What you will do ▸ The records that follow must be repeated exactly, minus the images.

App and web page records ▸
+ + + +

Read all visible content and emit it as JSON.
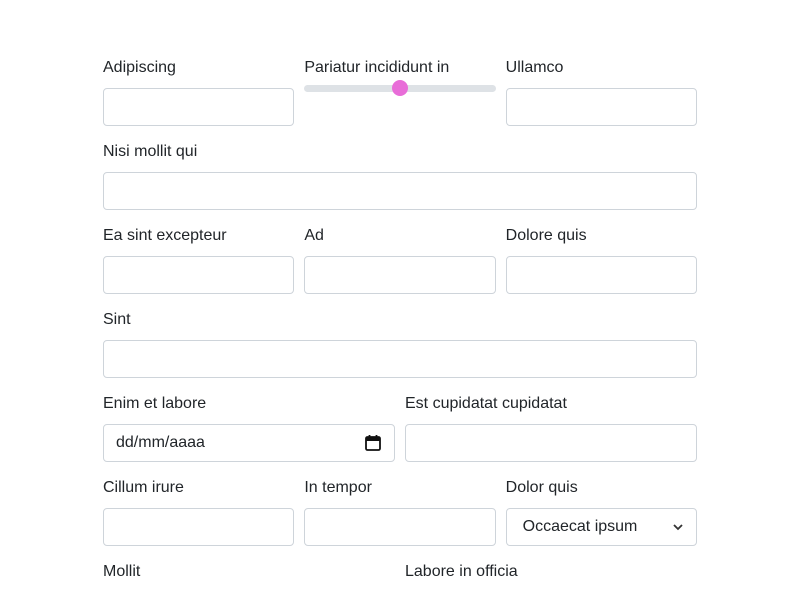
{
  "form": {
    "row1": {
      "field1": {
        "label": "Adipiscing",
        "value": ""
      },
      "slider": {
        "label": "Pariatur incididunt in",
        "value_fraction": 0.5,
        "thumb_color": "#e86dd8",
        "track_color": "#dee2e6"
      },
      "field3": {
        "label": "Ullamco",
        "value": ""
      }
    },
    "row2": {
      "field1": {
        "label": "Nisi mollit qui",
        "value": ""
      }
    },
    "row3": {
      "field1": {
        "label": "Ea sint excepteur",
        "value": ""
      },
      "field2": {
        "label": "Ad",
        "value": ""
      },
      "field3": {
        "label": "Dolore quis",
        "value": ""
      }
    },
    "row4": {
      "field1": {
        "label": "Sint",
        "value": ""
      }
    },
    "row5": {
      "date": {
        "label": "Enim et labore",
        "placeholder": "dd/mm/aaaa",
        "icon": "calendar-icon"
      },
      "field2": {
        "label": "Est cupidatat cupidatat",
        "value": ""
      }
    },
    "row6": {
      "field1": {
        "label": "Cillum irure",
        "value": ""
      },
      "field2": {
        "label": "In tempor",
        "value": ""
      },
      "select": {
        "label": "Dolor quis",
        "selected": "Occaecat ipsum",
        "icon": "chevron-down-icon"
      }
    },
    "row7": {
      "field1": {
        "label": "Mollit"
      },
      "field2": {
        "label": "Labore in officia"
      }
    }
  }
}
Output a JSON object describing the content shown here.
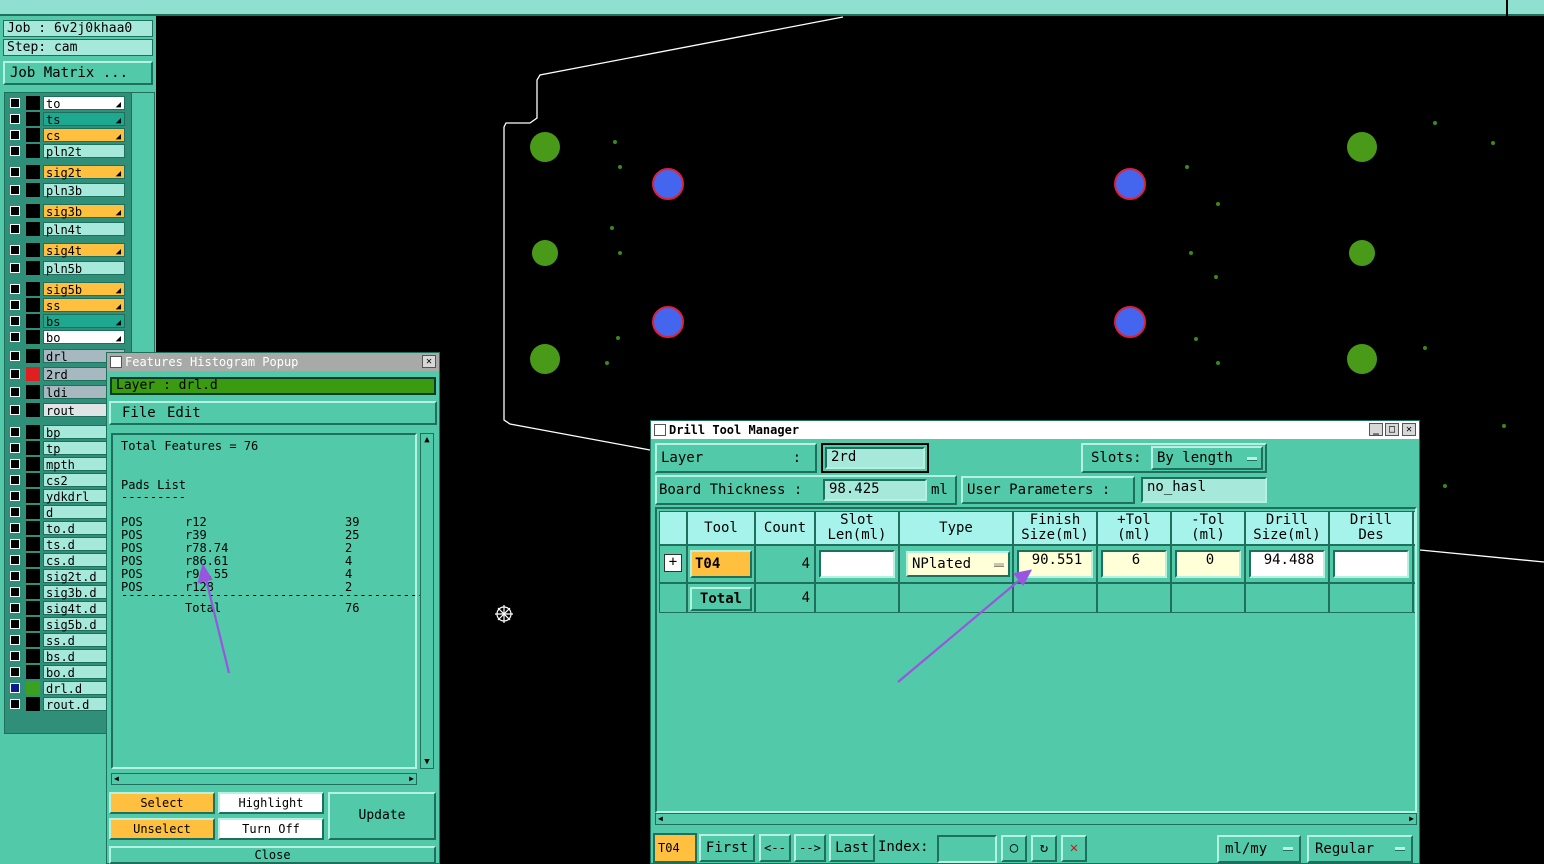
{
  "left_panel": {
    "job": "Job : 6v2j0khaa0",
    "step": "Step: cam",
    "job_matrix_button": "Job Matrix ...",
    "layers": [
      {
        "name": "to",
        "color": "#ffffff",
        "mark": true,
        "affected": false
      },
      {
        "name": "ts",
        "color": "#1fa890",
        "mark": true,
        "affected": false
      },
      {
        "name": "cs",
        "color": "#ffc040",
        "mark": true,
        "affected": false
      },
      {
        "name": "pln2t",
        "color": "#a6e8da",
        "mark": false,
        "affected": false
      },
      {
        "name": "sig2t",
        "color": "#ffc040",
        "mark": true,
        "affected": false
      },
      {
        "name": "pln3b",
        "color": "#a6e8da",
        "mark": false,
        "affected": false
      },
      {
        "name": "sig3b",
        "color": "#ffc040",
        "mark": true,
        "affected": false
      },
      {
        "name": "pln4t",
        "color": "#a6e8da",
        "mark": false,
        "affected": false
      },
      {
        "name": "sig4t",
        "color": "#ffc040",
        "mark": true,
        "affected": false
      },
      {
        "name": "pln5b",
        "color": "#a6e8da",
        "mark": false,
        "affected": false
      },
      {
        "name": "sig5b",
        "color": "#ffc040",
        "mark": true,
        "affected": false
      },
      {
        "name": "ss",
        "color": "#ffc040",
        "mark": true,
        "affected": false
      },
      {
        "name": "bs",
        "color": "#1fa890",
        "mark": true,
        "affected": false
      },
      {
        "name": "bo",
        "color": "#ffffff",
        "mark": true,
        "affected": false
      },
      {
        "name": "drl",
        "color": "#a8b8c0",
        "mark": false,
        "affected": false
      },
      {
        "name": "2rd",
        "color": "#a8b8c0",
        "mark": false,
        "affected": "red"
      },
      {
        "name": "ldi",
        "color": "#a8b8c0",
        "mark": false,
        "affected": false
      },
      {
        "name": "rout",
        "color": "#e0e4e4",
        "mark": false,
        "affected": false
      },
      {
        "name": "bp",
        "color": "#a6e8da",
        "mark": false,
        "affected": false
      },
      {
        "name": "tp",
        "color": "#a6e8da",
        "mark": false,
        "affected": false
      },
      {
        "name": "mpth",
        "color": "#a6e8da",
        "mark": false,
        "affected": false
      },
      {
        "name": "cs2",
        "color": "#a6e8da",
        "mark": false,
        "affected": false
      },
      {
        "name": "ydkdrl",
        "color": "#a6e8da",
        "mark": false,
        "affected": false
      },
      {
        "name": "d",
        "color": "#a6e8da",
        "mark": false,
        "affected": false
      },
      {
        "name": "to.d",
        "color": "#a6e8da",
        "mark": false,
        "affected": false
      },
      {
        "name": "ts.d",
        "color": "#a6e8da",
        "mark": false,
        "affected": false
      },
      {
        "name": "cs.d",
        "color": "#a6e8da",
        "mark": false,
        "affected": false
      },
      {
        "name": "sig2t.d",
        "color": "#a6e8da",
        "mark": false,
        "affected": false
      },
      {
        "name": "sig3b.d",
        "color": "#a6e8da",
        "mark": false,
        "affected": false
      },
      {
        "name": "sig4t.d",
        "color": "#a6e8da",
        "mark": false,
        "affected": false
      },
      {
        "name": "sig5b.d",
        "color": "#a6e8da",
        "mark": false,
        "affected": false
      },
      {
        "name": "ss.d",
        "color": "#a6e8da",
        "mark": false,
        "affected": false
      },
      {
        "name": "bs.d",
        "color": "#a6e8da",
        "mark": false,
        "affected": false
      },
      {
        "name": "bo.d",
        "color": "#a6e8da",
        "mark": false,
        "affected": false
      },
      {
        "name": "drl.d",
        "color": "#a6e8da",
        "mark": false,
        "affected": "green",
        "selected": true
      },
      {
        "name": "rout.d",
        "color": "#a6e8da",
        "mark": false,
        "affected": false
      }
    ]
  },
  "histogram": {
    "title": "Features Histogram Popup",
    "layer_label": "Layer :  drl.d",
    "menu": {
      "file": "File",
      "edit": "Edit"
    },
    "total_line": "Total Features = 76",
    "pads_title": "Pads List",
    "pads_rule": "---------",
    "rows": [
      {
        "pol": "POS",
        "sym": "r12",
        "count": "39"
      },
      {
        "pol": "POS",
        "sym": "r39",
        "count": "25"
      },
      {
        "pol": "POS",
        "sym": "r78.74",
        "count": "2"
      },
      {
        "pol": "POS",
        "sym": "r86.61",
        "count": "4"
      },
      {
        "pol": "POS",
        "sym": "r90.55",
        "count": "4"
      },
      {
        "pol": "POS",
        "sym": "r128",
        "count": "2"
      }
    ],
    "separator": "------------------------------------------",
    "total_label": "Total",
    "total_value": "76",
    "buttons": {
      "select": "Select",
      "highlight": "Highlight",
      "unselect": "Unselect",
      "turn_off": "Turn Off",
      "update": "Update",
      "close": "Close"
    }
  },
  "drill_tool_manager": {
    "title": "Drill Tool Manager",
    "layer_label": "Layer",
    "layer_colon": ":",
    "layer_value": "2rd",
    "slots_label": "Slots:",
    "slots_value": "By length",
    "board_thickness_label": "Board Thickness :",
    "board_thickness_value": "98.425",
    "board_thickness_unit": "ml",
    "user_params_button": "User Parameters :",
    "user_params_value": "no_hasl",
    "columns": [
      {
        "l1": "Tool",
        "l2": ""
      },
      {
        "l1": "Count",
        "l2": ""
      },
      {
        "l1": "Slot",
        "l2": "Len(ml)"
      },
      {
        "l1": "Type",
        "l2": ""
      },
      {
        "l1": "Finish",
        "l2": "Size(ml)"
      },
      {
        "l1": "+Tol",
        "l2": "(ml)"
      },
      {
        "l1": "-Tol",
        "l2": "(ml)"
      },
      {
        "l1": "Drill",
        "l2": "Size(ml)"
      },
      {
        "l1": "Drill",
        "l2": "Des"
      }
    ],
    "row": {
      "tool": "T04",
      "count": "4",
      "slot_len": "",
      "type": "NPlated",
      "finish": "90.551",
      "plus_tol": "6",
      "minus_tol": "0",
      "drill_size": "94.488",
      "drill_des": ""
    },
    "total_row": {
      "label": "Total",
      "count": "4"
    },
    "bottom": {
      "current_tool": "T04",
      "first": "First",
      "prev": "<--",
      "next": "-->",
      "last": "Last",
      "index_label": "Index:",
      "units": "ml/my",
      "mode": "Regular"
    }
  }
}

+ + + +

Output for this exercise ▸
Read all visible content and emit it as JSON.
{
  "form": {
    "row1": {
      "field1": {
        "label": "Adipiscing",
        "value": ""
      },
      "slider": {
        "label": "Pariatur incididunt in",
        "value_fraction": 0.5,
        "thumb_color": "#e86dd8",
        "track_color": "#dee2e6"
      },
      "field3": {
        "label": "Ullamco",
        "value": ""
      }
    },
    "row2": {
      "field1": {
        "label": "Nisi mollit qui",
        "value": ""
      }
    },
    "row3": {
      "field1": {
        "label": "Ea sint excepteur",
        "value": ""
      },
      "field2": {
        "label": "Ad",
        "value": ""
      },
      "field3": {
        "label": "Dolore quis",
        "value": ""
      }
    },
    "row4": {
      "field1": {
        "label": "Sint",
        "value": ""
      }
    },
    "row5": {
      "date": {
        "label": "Enim et labore",
        "placeholder": "dd/mm/aaaa",
        "icon": "calendar-icon"
      },
      "field2": {
        "label": "Est cupidatat cupidatat",
        "value": ""
      }
    },
    "row6": {
      "field1": {
        "label": "Cillum irure",
        "value": ""
      },
      "field2": {
        "label": "In tempor",
        "value": ""
      },
      "select": {
        "label": "Dolor quis",
        "selected": "Occaecat ipsum",
        "icon": "chevron-down-icon"
      }
    },
    "row7": {
      "field1": {
        "label": "Mollit"
      },
      "field2": {
        "label": "Labore in officia"
      }
    }
  }
}
Output a JSON object describing the content shown here.
{
  "left_panel": {
    "job": "Job : 6v2j0khaa0",
    "step": "Step: cam",
    "job_matrix_button": "Job Matrix ...",
    "layers": [
      {
        "name": "to",
        "color": "#ffffff",
        "mark": true,
        "affected": false
      },
      {
        "name": "ts",
        "color": "#1fa890",
        "mark": true,
        "affected": false
      },
      {
        "name": "cs",
        "color": "#ffc040",
        "mark": true,
        "affected": false
      },
      {
        "name": "pln2t",
        "color": "#a6e8da",
        "mark": false,
        "affected": false
      },
      {
        "name": "sig2t",
        "color": "#ffc040",
        "mark": true,
        "affected": false
      },
      {
        "name": "pln3b",
        "color": "#a6e8da",
        "mark": false,
        "affected": false
      },
      {
        "name": "sig3b",
        "color": "#ffc040",
        "mark": true,
        "affected": false
      },
      {
        "name": "pln4t",
        "color": "#a6e8da",
        "mark": false,
        "affected": false
      },
      {
        "name": "sig4t",
        "color": "#ffc040",
        "mark": true,
        "affected": false
      },
      {
        "name": "pln5b",
        "color": "#a6e8da",
        "mark": false,
        "affected": false
      },
      {
        "name": "sig5b",
        "color": "#ffc040",
        "mark": true,
        "affected": false
      },
      {
        "name": "ss",
        "color": "#ffc040",
        "mark": true,
        "affected": false
      },
      {
        "name": "bs",
        "color": "#1fa890",
        "mark": true,
        "affected": false
      },
      {
        "name": "bo",
        "color": "#ffffff",
        "mark": true,
        "affected": false
      },
      {
        "name": "drl",
        "color": "#a8b8c0",
        "mark": false,
        "affected": false
      },
      {
        "name": "2rd",
        "color": "#a8b8c0",
        "mark": false,
        "affected": "red"
      },
      {
        "name": "ldi",
        "color": "#a8b8c0",
        "mark": false,
        "affected": false
      },
      {
        "name": "rout",
        "color": "#e0e4e4",
        "mark": false,
        "affected": false
      },
      {
        "name": "bp",
        "color": "#a6e8da",
        "mark": false,
        "affected": false
      },
      {
        "name": "tp",
        "color": "#a6e8da",
        "mark": false,
        "affected": false
      },
      {
        "name": "mpth",
        "color": "#a6e8da",
        "mark": false,
        "affected": false
      },
      {
        "name": "cs2",
        "color": "#a6e8da",
        "mark": false,
        "affected": false
      },
      {
        "name": "ydkdrl",
        "color": "#a6e8da",
        "mark": false,
        "affected": false
      },
      {
        "name": "d",
        "color": "#a6e8da",
        "mark": false,
        "affected": false
      },
      {
        "name": "to.d",
        "color": "#a6e8da",
        "mark": false,
        "affected": false
      },
      {
        "name": "ts.d",
        "color": "#a6e8da",
        "mark": false,
        "affected": false
      },
      {
        "name": "cs.d",
        "color": "#a6e8da",
        "mark": false,
        "affected": false
      },
      {
        "name": "sig2t.d",
        "color": "#a6e8da",
        "mark": false,
        "affected": false
      },
      {
        "name": "sig3b.d",
        "color": "#a6e8da",
        "mark": false,
        "affected": false
      },
      {
        "name": "sig4t.d",
        "color": "#a6e8da",
        "mark": false,
        "affected": false
      },
      {
        "name": "sig5b.d",
        "color": "#a6e8da",
        "mark": false,
        "affected": false
      },
      {
        "name": "ss.d",
        "color": "#a6e8da",
        "mark": false,
        "affected": false
      },
      {
        "name": "bs.d",
        "color": "#a6e8da",
        "mark": false,
        "affected": false
      },
      {
        "name": "bo.d",
        "color": "#a6e8da",
        "mark": false,
        "affected": false
      },
      {
        "name": "drl.d",
        "color": "#a6e8da",
        "mark": false,
        "affected": "green",
        "selected": true
      },
      {
        "name": "rout.d",
        "color": "#a6e8da",
        "mark": false,
        "affected": false
      }
    ]
  },
  "histogram": {
    "title": "Features Histogram Popup",
    "layer_label": "Layer :  drl.d",
    "menu": {
      "file": "File",
      "edit": "Edit"
    },
    "total_line": "Total Features = 76",
    "pads_title": "Pads List",
    "pads_rule": "---------",
    "rows": [
      {
        "pol": "POS",
        "sym": "r12",
        "count": "39"
      },
      {
        "pol": "POS",
        "sym": "r39",
        "count": "25"
      },
      {
        "pol": "POS",
        "sym": "r78.74",
        "count": "2"
      },
      {
        "pol": "POS",
        "sym": "r86.61",
        "count": "4"
      },
      {
        "pol": "POS",
        "sym": "r90.55",
        "count": "4"
      },
      {
        "pol": "POS",
        "sym": "r128",
        "count": "2"
      }
    ],
    "separator": "------------------------------------------",
    "total_label": "Total",
    "total_value": "76",
    "buttons": {
      "select": "Select",
      "highlight": "Highlight",
      "unselect": "Unselect",
      "turn_off": "Turn Off",
      "update": "Update",
      "close": "Close"
    }
  },
  "drill_tool_manager": {
    "title": "Drill Tool Manager",
    "layer_label": "Layer",
    "layer_colon": ":",
    "layer_value": "2rd",
    "slots_label": "Slots:",
    "slots_value": "By length",
    "board_thickness_label": "Board Thickness :",
    "board_thickness_value": "98.425",
    "board_thickness_unit": "ml",
    "user_params_button": "User Parameters :",
    "user_params_value": "no_hasl",
    "columns": [
      {
        "l1": "Tool",
        "l2": ""
      },
      {
        "l1": "Count",
        "l2": ""
      },
      {
        "l1": "Slot",
        "l2": "Len(ml)"
      },
      {
        "l1": "Type",
        "l2": ""
      },
      {
        "l1": "Finish",
        "l2": "Size(ml)"
      },
      {
        "l1": "+Tol",
        "l2": "(ml)"
      },
      {
        "l1": "-Tol",
        "l2": "(ml)"
      },
      {
        "l1": "Drill",
        "l2": "Size(ml)"
      },
      {
        "l1": "Drill",
        "l2": "Des"
      }
    ],
    "row": {
      "tool": "T04",
      "count": "4",
      "slot_len": "",
      "type": "NPlated",
      "finish": "90.551",
      "plus_tol": "6",
      "minus_tol": "0",
      "drill_size": "94.488",
      "drill_des": ""
    },
    "total_row": {
      "label": "Total",
      "count": "4"
    },
    "bottom": {
      "current_tool": "T04",
      "first": "First",
      "prev": "<--",
      "next": "-->",
      "last": "Last",
      "index_label": "Index:",
      "units": "ml/my",
      "mode": "Regular"
    }
  }
}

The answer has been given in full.